Reference Date: 12-January-2016
FOOD SECURITY SNAPSHOT
Farming activities and food markets have recovered significantly across the country
Preliminary estimates for 2015 harvest indicate that rice production increased by 11 percent compared to previous year
Number of food insecure people estimated at about 17 000
An above-average rice harvest was gathered in 2015
Harvesting of the 2015 paddy crop, virtually the only cereal grown in the country, was completed in December. According to the Liberia Hydrological Service (LHS), adequate rainfall was received last year, allowing for sowing activities and satisfactory crop development. Moreover, the Ebola Virus Disease (EVD), which significantly affected rice production in 2014, has been largely controlled. Liberia was declared free of the Ebola virus transmission in the human population in September 2015. With the intervention of the Government and its partners in supplying improved seeds, fertilizer and purchasing paddy rice from farmers, preliminary estimates put the 2015 aggregate cereal production at about 295 000 tonnes, 11 percent above the previous year’s output and 6 percent above-average. Cassava production is estimated to have increased by 9 percent.

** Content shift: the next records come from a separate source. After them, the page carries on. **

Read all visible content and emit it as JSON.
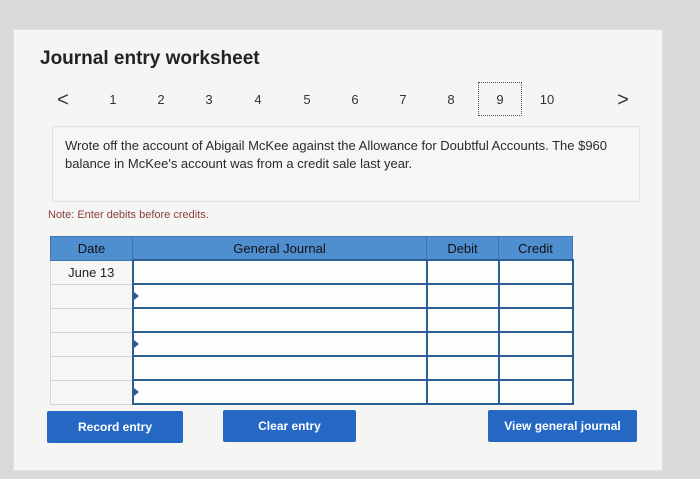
{
  "worksheet": {
    "title": "Journal entry worksheet"
  },
  "pager": {
    "prev": "<",
    "next": ">",
    "pages": [
      "1",
      "2",
      "3",
      "4",
      "5",
      "6",
      "7",
      "8",
      "9",
      "10"
    ],
    "current": "9"
  },
  "prompt": {
    "text": "Wrote off the account of Abigail McKee against the Allowance for Doubtful Accounts. The $960 balance in McKee's account was from a credit sale last year."
  },
  "note": "Note: Enter debits before credits.",
  "table": {
    "headers": {
      "date": "Date",
      "journal": "General Journal",
      "debit": "Debit",
      "credit": "Credit"
    },
    "rows": [
      {
        "date": "June 13"
      },
      {
        "date": ""
      },
      {
        "date": ""
      },
      {
        "date": ""
      },
      {
        "date": ""
      },
      {
        "date": ""
      }
    ]
  },
  "buttons": {
    "record": "Record entry",
    "clear": "Clear entry",
    "view": "View general journal"
  }
}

In 2014, the EVD outbreak has had a serious impact on the agriculture and food sectors. Rice production in 2014 was estimated at about 266 000 tonnes, about 4 percent below average. In particular, cereal production in Lofa and Margibi counties was substantially affected by the EVD outbreak that started to spread when crops were already being planted and expanded during the whole crop-growing season until the critical harvesting period.

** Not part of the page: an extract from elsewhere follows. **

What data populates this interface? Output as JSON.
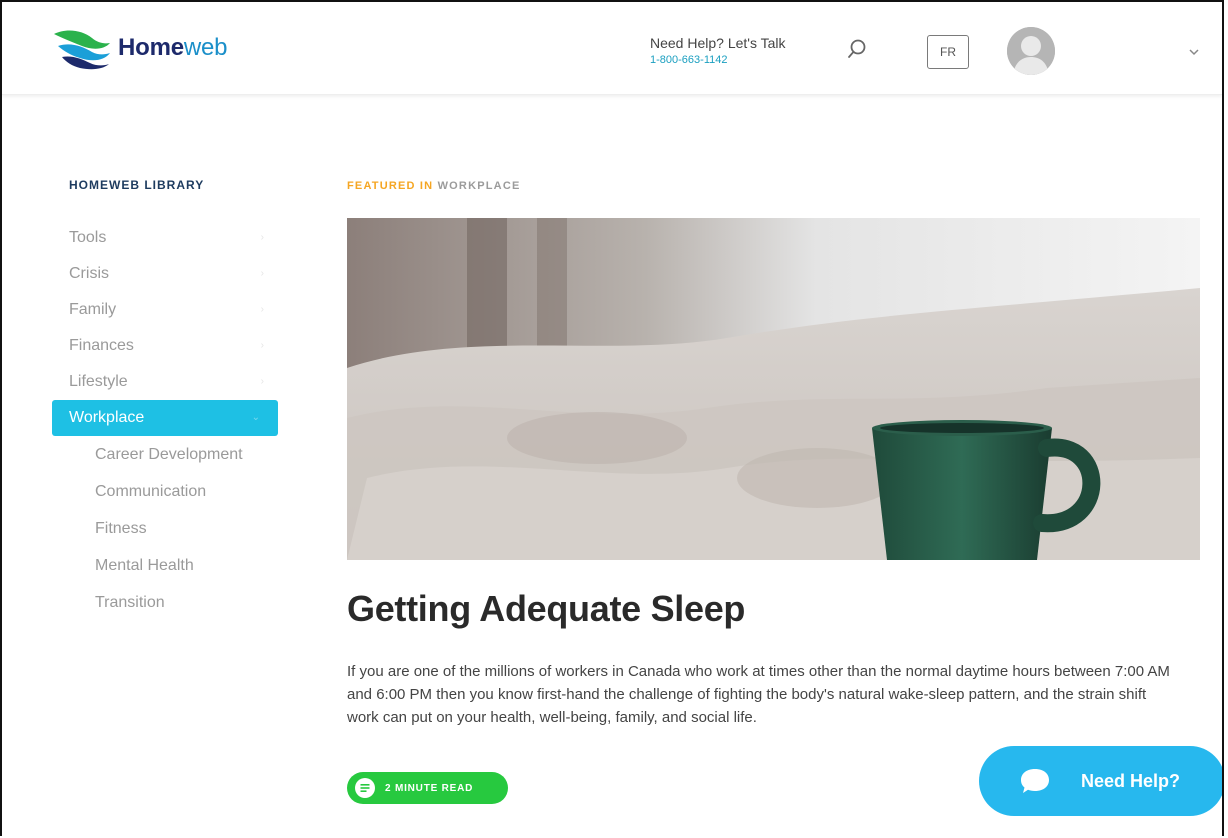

Food markets have recovered significantly and prices of imported rice are generally stable
During the peak of the Ebola outbreak (June to August 2014), trade activities declined significantly. Border closures, quarantine measures and other restrictions seriously disrupted marketing of goods, including agricultural commodities. There has been a significant recovery of marketing activities. Prices of imported rice have remained mostly stable in recent months.
Liberia normally depends heavily on food imports. Cereal import requirements for 2016 are estimated at about 432 000 tonnes, similar to the previous year’s level.

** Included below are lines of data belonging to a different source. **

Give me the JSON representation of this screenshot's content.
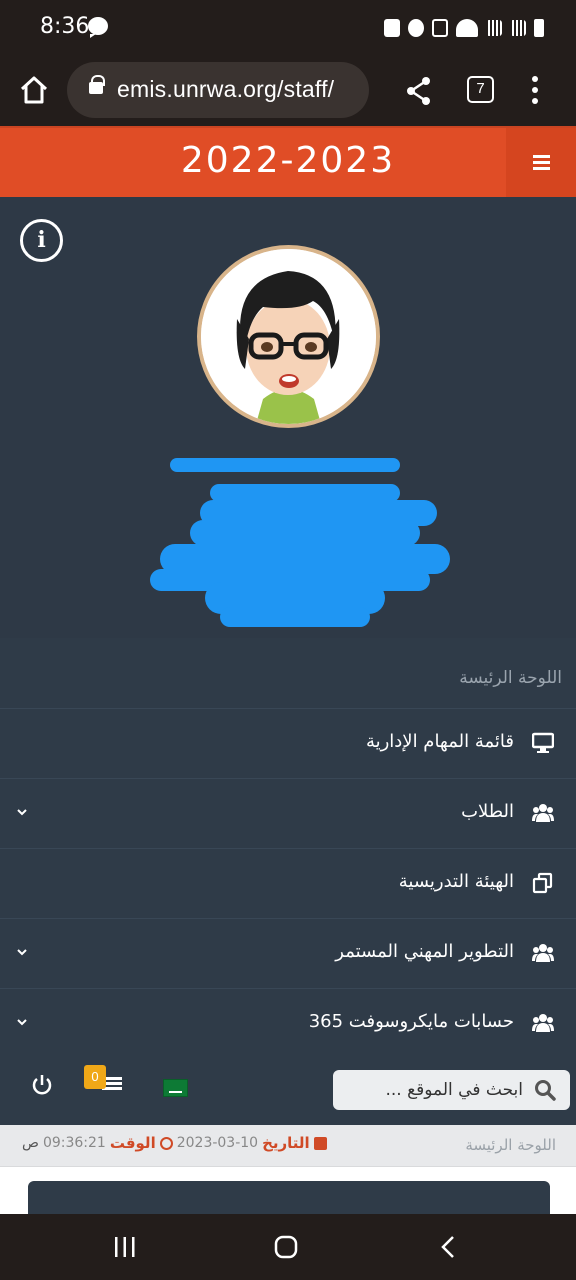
{
  "status_bar": {
    "time": "8:36"
  },
  "browser": {
    "url": "emis.unrwa.org/staff/",
    "tab_count": "7"
  },
  "header": {
    "title": "2022-2023"
  },
  "profile": {
    "info_label": "i"
  },
  "nav": {
    "section_title": "اللوحة الرئيسة",
    "items": [
      {
        "label": "قائمة المهام الإدارية",
        "icon": "desktop-icon",
        "expandable": false
      },
      {
        "label": "الطلاب",
        "icon": "users-icon",
        "expandable": true
      },
      {
        "label": "الهيئة التدريسية",
        "icon": "copy-icon",
        "expandable": false
      },
      {
        "label": "التطوير المهني المستمر",
        "icon": "users-icon",
        "expandable": true
      },
      {
        "label": "حسابات مايكروسوفت 365",
        "icon": "users-icon",
        "expandable": true
      }
    ]
  },
  "toolbar": {
    "notification_count": "0",
    "search_placeholder": "ابحث في الموقع ..."
  },
  "breadcrumb": {
    "home": "اللوحة الرئيسة",
    "date_label": "التاريخ",
    "date_value": "2023-03-10",
    "time_label": "الوقت",
    "time_value": "09:36:21",
    "ampm": "ص"
  },
  "colors": {
    "header": "#e04d26",
    "panel": "#2f3b48",
    "accent": "#d04a26",
    "badge": "#f0a818"
  }
}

EVD outbreak severely affected economy and food security
Beyond its impact on the agriculture and food sector, the EVD outbreak seriously affected all other sectors of the economy. According to the Economic Intelligence Unit (EIU) revised estimates, GDP growth is estimated at 0.9 percent in 2015, owing to the low output for Liberia's main exports and reduced harvests in 2014. A stronger rebound of 4.8 percent growth is forecast in 2016, well above the growth of only 0.5 percent achieved in 2014, but still well below the 6.8 percent forecasted before the Ebola crisis. The EVD outbreak had a substantial impact on employment activities throughout the country on all livelihood groups. Although the Ebola outbreak has ended, about 17 000 people are currently estimated to be in Phase 3: “Crisis” and above and are in need of urgent assistance across the country, according to the latest “Cadre Harmonisé” analysis. Moreover, Liberia is hosting about 36 041 refugees as of end December 2015, most of them from Côte d’Ivoire. Voluntary repatriation of Ivorian refugees was suspended by the Government of Côte d’Ivoire at the beginning of the Ebola epidemic, but it has been resumed in mid‑December 2015 following the agreement among UNHCR and the Liberian and Ivorian Governments.